> [Study material]:

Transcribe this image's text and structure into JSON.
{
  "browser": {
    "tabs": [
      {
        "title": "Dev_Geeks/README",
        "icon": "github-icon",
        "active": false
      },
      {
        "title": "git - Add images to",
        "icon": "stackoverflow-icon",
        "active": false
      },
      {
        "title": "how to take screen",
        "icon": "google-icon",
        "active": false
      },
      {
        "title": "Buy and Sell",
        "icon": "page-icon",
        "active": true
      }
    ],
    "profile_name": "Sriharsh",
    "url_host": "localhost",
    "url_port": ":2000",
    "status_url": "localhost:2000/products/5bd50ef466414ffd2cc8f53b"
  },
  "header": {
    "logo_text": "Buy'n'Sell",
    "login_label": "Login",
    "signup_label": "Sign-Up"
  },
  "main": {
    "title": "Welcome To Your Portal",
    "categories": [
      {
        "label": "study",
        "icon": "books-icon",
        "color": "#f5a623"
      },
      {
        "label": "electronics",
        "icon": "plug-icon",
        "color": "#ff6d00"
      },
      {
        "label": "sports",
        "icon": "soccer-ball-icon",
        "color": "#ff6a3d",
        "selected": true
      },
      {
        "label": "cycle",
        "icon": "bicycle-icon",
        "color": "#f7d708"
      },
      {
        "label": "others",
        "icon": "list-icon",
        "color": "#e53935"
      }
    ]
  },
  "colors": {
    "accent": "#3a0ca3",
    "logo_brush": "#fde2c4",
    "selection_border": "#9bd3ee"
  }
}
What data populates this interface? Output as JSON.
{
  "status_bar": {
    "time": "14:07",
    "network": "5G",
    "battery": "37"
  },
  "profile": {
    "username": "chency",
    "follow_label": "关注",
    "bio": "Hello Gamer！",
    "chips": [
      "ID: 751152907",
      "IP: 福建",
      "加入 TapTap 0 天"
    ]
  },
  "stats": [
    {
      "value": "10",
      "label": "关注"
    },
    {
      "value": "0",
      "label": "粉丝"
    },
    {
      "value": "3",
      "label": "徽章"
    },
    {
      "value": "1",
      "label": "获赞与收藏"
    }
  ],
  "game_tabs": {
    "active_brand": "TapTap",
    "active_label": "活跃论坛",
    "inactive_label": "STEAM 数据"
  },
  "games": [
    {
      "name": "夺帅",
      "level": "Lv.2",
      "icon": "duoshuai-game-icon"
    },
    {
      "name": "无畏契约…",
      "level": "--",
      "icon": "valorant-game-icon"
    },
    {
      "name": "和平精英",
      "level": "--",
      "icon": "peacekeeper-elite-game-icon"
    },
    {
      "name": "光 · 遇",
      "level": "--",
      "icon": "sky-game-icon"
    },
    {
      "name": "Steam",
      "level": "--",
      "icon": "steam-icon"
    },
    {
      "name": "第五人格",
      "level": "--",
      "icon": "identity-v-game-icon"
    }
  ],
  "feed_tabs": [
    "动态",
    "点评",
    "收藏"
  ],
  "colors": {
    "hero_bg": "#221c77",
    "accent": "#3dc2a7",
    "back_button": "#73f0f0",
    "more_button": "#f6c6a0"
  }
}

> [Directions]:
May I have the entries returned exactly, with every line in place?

> [Answer area]:
Transcribe this image's text and structure into JSON.
{
  "browser": {
    "tabs": [
      {
        "title": "Dev_Geeks/README",
        "icon": "github-icon",
        "active": false
      },
      {
        "title": "git - Add images to",
        "icon": "stackoverflow-icon",
        "active": false
      },
      {
        "title": "how to take screen",
        "icon": "google-icon",
        "active": false
      },
      {
        "title": "Buy and Sell",
        "icon": "page-icon",
        "active": true
      }
    ],
    "profile_name": "Sriharsh",
    "url_host": "localhost",
    "url_port": ":2000",
    "status_url": "localhost:2000/products/5bd50ef466414ffd2cc8f53b"
  },
  "header": {
    "logo_text": "Buy'n'Sell",
    "login_label": "Login",
    "signup_label": "Sign-Up"
  },
  "main": {
    "title": "Welcome To Your Portal",
    "categories": [
      {
        "label": "study",
        "icon": "books-icon",
        "color": "#f5a623"
      },
      {
        "label": "electronics",
        "icon": "plug-icon",
        "color": "#ff6d00"
      },
      {
        "label": "sports",
        "icon": "soccer-ball-icon",
        "color": "#ff6a3d",
        "selected": true
      },
      {
        "label": "cycle",
        "icon": "bicycle-icon",
        "color": "#f7d708"
      },
      {
        "label": "others",
        "icon": "list-icon",
        "color": "#e53935"
      }
    ]
  },
  "colors": {
    "accent": "#3a0ca3",
    "logo_brush": "#fde2c4",
    "selection_border": "#9bd3ee"
  }
}
What data populates this interface? Output as JSON.
{
  "status_bar": {
    "time": "14:07",
    "network": "5G",
    "battery": "37"
  },
  "profile": {
    "username": "chency",
    "follow_label": "关注",
    "bio": "Hello Gamer！",
    "chips": [
      "ID: 751152907",
      "IP: 福建",
      "加入 TapTap 0 天"
    ]
  },
  "stats": [
    {
      "value": "10",
      "label": "关注"
    },
    {
      "value": "0",
      "label": "粉丝"
    },
    {
      "value": "3",
      "label": "徽章"
    },
    {
      "value": "1",
      "label": "获赞与收藏"
    }
  ],
  "game_tabs": {
    "active_brand": "TapTap",
    "active_label": "活跃论坛",
    "inactive_label": "STEAM 数据"
  },
  "games": [
    {
      "name": "夺帅",
      "level": "Lv.2",
      "icon": "duoshuai-game-icon"
    },
    {
      "name": "无畏契约…",
      "level": "--",
      "icon": "valorant-game-icon"
    },
    {
      "name": "和平精英",
      "level": "--",
      "icon": "peacekeeper-elite-game-icon"
    },
    {
      "name": "光 · 遇",
      "level": "--",
      "icon": "sky-game-icon"
    },
    {
      "name": "Steam",
      "level": "--",
      "icon": "steam-icon"
    },
    {
      "name": "第五人格",
      "level": "--",
      "icon": "identity-v-game-icon"
    }
  ],
  "feed_tabs": [
    "动态",
    "点评",
    "收藏"
  ],
  "colors": {
    "hero_bg": "#221c77",
    "accent": "#3dc2a7",
    "back_button": "#73f0f0",
    "more_button": "#f6c6a0"
  }
}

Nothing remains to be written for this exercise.